This was among measures announced by him on Friday as part of plans to reform the police force.
General Anderson said there is a significant need for the force to conduct greater scrutiny of its members to ensure they are not involved in acts of corruption.
He noted that, while the Major Organised Crime and Anti-Corruption Agency (MOCA) has been tasked to investigate reports of corruption, the JCF will need its own capability to look at corruption within the force in an effort to self regulate.
No private protection
General Anderson said police officers are not allowed to provide private protective services.
“The only mechanism for doing extra work is through a programme. There is a policy around extra work; there is an extra work programme; there is specific rates that are done and bodyguarding is not one of those things that are allowed,” he explained.
The Police Commissioner said the Inspectorate of Constabulary will be investigating reports that some cops have been engaging in the practice.
The Police Commissioner, in the meantime, said there are mechanisms to track the use of service vehicles including those used in undercover operations.
“The normal patrol vehicles and police vehicles will be visible from our normal monitoring centre; undercover will be treated differently, but both will be tracked,” he declared.
National Security Minister Dr. Horace Chang had announced a reform of the Jamaica Constabulary Force, including the disbanding of Mobile Reserve, following an incident in Spanish Town, St. Catherine on Sunday, April 28 involving off duty police officers.

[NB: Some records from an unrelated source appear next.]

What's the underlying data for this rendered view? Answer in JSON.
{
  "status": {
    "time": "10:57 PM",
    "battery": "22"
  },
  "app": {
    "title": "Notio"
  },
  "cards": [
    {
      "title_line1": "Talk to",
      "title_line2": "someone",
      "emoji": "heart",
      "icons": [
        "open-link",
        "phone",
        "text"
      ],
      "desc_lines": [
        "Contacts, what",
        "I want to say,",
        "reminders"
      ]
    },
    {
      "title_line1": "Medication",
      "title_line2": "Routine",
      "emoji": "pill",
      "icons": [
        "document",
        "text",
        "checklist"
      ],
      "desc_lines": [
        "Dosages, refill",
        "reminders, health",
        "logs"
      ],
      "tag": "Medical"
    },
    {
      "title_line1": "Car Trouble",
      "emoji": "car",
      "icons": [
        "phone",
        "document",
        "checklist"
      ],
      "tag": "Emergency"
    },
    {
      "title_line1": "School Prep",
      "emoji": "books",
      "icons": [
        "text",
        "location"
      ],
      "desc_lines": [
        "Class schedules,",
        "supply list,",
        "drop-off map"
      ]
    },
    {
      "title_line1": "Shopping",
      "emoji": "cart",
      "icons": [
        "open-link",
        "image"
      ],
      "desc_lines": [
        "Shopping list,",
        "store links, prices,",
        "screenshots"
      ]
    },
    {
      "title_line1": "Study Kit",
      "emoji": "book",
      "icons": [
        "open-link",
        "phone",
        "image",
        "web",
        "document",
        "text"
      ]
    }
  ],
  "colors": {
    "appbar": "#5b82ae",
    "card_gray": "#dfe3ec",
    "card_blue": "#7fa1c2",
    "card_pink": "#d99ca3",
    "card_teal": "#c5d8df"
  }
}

The controversial incident left three people dead after a shooting at a dance, a high speed chase, a subsequent two-vehicle crash and then further reported shootings.